Amy Freeman will take over as the new chief diversity officer (CDO) and associate provost (AP) at Tufts today, replacing previous CDO Mark Brimhall-Vargas and interim CDOs Robin Glover and Ellen Pinderhughes. Freeman joins Tufts after 13 years at Pennsylvania State University,where she served as assistant dean of engineering outreach and inclusion, and oversaw the university’s Multicultural Engineering Program and Women in Engineering Program, according to TuftsNow.
“Dr. Freeman will be responsible for providing leadership as we continue to make progress on the diversity and inclusion goals articulated in the university-wide strategic plan, the report of the President’s Council on Diversity and school strategic plans,” Provost and Senior Vice President David Harris told the Daily in an email.
According to a job description for the CDO/AP role, the CDO is responsible for integrating an emphasis on diversity into the culture of the university, along with measuring the progress of existing diversity initiatives and launching new ones.
Freeman is focused on listening to undergrads, graduate students, faculty and staff. She noted that, since each school has different access to resources, her role will be important in bridging these gaps and providing all members of the Tufts community with the resources they need.
“I will probably make it a point to listen a lot and really focus on the audiences that were indicated in the Tufts diversity plan,” Freeman said.
Freeman also noted that it will be important to build on Tufts’ existing foundation in her work.
“I don’t work alone, [I] work in a team, and so I’m really open to the input of others who have been at Tufts and have been in the Tufts system for a long time,” Freeman said. “I think the key to success is very often a combination of the tried and true with what’s new, and what’s going to take us into the future.”
Harris added that Freeman will act as chair of all diversity and inclusion groups, and she will be involved with the activities of each group on campus.
While Freeman acknowledged the importance of diversity initiatives already underway at Tufts, she also stressed the need for additional university-wide efforts.
Diversity and Community Affairs Officer on Tufts Community Union (TCU) Senate Shannon Lee expressed hope that Freeman will use TCU Senate as a resource to get to know the Tufts student body, and that in turn TCU Senate will be able to work with Freeman to make Tufts a more inclusive community.
“In terms of Senate’s priorities this year, we would love to work with Dr. Freeman on different initiatives that could unite the student body and give resources to underrepresented students,” Lee, a sophomore, said.

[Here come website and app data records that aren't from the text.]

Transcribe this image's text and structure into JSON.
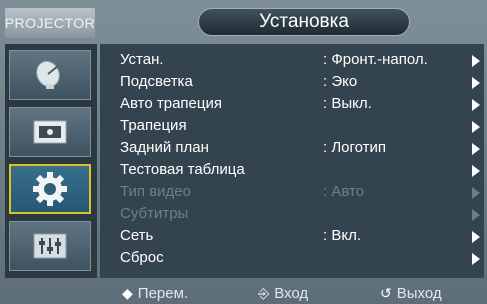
{
  "header": {
    "brand": "PROJECTOR",
    "title": "Установка"
  },
  "sidebar": {
    "tiles": [
      {
        "icon": "satellite-dish-icon",
        "active": false
      },
      {
        "icon": "picture-frame-icon",
        "active": false
      },
      {
        "icon": "gear-icon",
        "active": true
      },
      {
        "icon": "sliders-icon",
        "active": false
      }
    ]
  },
  "menu": {
    "items": [
      {
        "label": "Устан.",
        "value": ": Фронт.-напол.",
        "enabled": true
      },
      {
        "label": "Подсветка",
        "value": ": Эко",
        "enabled": true
      },
      {
        "label": "Авто трапеция",
        "value": ": Выкл.",
        "enabled": true
      },
      {
        "label": "Трапеция",
        "value": "",
        "enabled": true
      },
      {
        "label": "Задний план",
        "value": ": Логотип",
        "enabled": true
      },
      {
        "label": "Тестовая таблица",
        "value": "",
        "enabled": true
      },
      {
        "label": "Тип видео",
        "value": ": Авто",
        "enabled": false
      },
      {
        "label": "Субтитры",
        "value": "",
        "enabled": false
      },
      {
        "label": "Сеть",
        "value": ": Вкл.",
        "enabled": true
      },
      {
        "label": "Сброс",
        "value": "",
        "enabled": true
      }
    ]
  },
  "footer": {
    "move_glyph": "◆",
    "move_label": "Перем.",
    "enter_glyph": "⎆",
    "enter_label": "Вход",
    "exit_glyph": "↺",
    "exit_label": "Выход"
  },
  "colors": {
    "accent_border": "#d9c22a",
    "menu_background": "#34444e",
    "disabled_text": "#6f7f88"
  }
}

Lee said Freeman could help with initiatives around gender neutral bathrooms and allowing more communities to have physical space on campus. She added that, although these conversations were taking place last year, it was difficult to make progress during the process of finding a new CDO.
In addition, Lee hopes that Freeman can help TCU Senate accomplish various goals around specific communities at Tufts.
“Some things that we’ve been talking about particularly are with international students who may have had different academic backgrounds … Even beyond the academic capacity, just being in a new environment is a huge adjustment and makes it difficult for students to be members of the community,” Lee said. “I would love to come up with programming or policy changes or other services we can provide our students to make the work that they do on campus more accessible.”
Harris said that Freeman is extremely qualified for this job, given her prior significant experience with advocating for diversity in higher education.
“Dr. Freeman is an accomplished and experienced educator, scholar and administrator,” Harris said. “She has deep theoretical and practical experience with the critical issues affecting diversity and inclusion in a university setting.”
Freeman expressed enthusiasm about becoming a part of the Tufts community and working closely with students to ensure that all groups’ needs are met.
“Tufts is an incredible institution and I think that Tufts has done a lot towards trying to enhance inclusion and diversity, so I’m glad to build on what has already been done,” Freeman said.